----- Data for this task -----

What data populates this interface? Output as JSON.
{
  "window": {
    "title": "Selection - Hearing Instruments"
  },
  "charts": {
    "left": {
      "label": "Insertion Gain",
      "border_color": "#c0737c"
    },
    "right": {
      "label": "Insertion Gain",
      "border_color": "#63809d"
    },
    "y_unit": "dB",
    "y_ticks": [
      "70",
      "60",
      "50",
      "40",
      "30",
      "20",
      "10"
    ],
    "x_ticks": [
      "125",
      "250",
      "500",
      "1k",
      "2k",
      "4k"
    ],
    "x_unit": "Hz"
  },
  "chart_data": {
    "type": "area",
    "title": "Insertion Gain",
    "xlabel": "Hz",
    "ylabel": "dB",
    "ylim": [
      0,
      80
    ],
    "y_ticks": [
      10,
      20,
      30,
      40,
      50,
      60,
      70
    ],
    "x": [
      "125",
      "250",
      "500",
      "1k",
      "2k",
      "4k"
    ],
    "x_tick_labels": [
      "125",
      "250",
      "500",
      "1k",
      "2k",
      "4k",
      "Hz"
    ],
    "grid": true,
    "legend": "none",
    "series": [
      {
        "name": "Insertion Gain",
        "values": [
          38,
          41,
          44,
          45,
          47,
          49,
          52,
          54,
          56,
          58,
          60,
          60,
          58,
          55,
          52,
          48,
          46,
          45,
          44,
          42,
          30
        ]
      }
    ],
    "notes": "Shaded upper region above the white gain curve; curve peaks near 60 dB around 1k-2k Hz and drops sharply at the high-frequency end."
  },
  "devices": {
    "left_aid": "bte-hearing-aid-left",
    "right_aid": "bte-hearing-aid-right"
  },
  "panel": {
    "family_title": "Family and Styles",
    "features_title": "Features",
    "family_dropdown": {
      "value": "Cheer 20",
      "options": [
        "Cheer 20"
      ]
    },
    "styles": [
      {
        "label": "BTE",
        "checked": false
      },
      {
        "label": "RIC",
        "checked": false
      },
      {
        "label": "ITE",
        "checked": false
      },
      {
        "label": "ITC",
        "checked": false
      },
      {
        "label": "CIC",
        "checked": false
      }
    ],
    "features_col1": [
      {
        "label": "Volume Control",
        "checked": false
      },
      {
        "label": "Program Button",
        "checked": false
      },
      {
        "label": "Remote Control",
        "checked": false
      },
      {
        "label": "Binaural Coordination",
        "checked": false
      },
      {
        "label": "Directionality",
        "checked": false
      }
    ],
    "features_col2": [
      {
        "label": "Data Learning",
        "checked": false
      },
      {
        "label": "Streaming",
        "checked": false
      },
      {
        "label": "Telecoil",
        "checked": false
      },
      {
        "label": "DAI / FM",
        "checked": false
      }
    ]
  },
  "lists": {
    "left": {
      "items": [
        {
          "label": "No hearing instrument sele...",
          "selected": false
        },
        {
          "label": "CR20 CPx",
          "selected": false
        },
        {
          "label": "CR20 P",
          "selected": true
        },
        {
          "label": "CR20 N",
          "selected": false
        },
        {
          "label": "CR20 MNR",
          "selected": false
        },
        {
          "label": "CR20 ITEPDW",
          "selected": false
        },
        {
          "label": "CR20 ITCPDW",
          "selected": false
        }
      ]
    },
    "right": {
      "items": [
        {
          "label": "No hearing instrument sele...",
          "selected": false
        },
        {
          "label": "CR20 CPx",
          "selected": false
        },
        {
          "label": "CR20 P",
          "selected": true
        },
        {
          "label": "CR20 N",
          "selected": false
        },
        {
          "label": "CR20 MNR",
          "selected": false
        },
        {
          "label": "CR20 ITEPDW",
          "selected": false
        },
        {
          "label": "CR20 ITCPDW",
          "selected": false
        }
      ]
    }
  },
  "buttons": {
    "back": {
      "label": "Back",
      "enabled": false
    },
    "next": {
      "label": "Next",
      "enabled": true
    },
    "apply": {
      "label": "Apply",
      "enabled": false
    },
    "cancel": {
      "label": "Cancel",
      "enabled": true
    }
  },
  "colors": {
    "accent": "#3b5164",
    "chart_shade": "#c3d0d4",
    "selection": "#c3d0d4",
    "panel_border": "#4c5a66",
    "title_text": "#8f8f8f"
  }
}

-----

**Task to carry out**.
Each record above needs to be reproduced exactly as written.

**Answer to the problem**.
What data populates this interface? Output as JSON.
{
  "window": {
    "title": "Selection - Hearing Instruments"
  },
  "charts": {
    "left": {
      "label": "Insertion Gain",
      "border_color": "#c0737c"
    },
    "right": {
      "label": "Insertion Gain",
      "border_color": "#63809d"
    },
    "y_unit": "dB",
    "y_ticks": [
      "70",
      "60",
      "50",
      "40",
      "30",
      "20",
      "10"
    ],
    "x_ticks": [
      "125",
      "250",
      "500",
      "1k",
      "2k",
      "4k"
    ],
    "x_unit": "Hz"
  },
  "chart_data": {
    "type": "area",
    "title": "Insertion Gain",
    "xlabel": "Hz",
    "ylabel": "dB",
    "ylim": [
      0,
      80
    ],
    "y_ticks": [
      10,
      20,
      30,
      40,
      50,
      60,
      70
    ],
    "x": [
      "125",
      "250",
      "500",
      "1k",
      "2k",
      "4k"
    ],
    "x_tick_labels": [
      "125",
      "250",
      "500",
      "1k",
      "2k",
      "4k",
      "Hz"
    ],
    "grid": true,
    "legend": "none",
    "series": [
      {
        "name": "Insertion Gain",
        "values": [
          38,
          41,
          44,
          45,
          47,
          49,
          52,
          54,
          56,
          58,
          60,
          60,
          58,
          55,
          52,
          48,
          46,
          45,
          44,
          42,
          30
        ]
      }
    ],
    "notes": "Shaded upper region above the white gain curve; curve peaks near 60 dB around 1k-2k Hz and drops sharply at the high-frequency end."
  },
  "devices": {
    "left_aid": "bte-hearing-aid-left",
    "right_aid": "bte-hearing-aid-right"
  },
  "panel": {
    "family_title": "Family and Styles",
    "features_title": "Features",
    "family_dropdown": {
      "value": "Cheer 20",
      "options": [
        "Cheer 20"
      ]
    },
    "styles": [
      {
        "label": "BTE",
        "checked": false
      },
      {
        "label": "RIC",
        "checked": false
      },
      {
        "label": "ITE",
        "checked": false
      },
      {
        "label": "ITC",
        "checked": false
      },
      {
        "label": "CIC",
        "checked": false
      }
    ],
    "features_col1": [
      {
        "label": "Volume Control",
        "checked": false
      },
      {
        "label": "Program Button",
        "checked": false
      },
      {
        "label": "Remote Control",
        "checked": false
      },
      {
        "label": "Binaural Coordination",
        "checked": false
      },
      {
        "label": "Directionality",
        "checked": false
      }
    ],
    "features_col2": [
      {
        "label": "Data Learning",
        "checked": false
      },
      {
        "label": "Streaming",
        "checked": false
      },
      {
        "label": "Telecoil",
        "checked": false
      },
      {
        "label": "DAI / FM",
        "checked": false
      }
    ]
  },
  "lists": {
    "left": {
      "items": [
        {
          "label": "No hearing instrument sele...",
          "selected": false
        },
        {
          "label": "CR20 CPx",
          "selected": false
        },
        {
          "label": "CR20 P",
          "selected": true
        },
        {
          "label": "CR20 N",
          "selected": false
        },
        {
          "label": "CR20 MNR",
          "selected": false
        },
        {
          "label": "CR20 ITEPDW",
          "selected": false
        },
        {
          "label": "CR20 ITCPDW",
          "selected": false
        }
      ]
    },
    "right": {
      "items": [
        {
          "label": "No hearing instrument sele...",
          "selected": false
        },
        {
          "label": "CR20 CPx",
          "selected": false
        },
        {
          "label": "CR20 P",
          "selected": true
        },
        {
          "label": "CR20 N",
          "selected": false
        },
        {
          "label": "CR20 MNR",
          "selected": false
        },
        {
          "label": "CR20 ITEPDW",
          "selected": false
        },
        {
          "label": "CR20 ITCPDW",
          "selected": false
        }
      ]
    }
  },
  "buttons": {
    "back": {
      "label": "Back",
      "enabled": false
    },
    "next": {
      "label": "Next",
      "enabled": true
    },
    "apply": {
      "label": "Apply",
      "enabled": false
    },
    "cancel": {
      "label": "Cancel",
      "enabled": true
    }
  },
  "colors": {
    "accent": "#3b5164",
    "chart_shade": "#c3d0d4",
    "selection": "#c3d0d4",
    "panel_border": "#4c5a66",
    "title_text": "#8f8f8f"
  }
}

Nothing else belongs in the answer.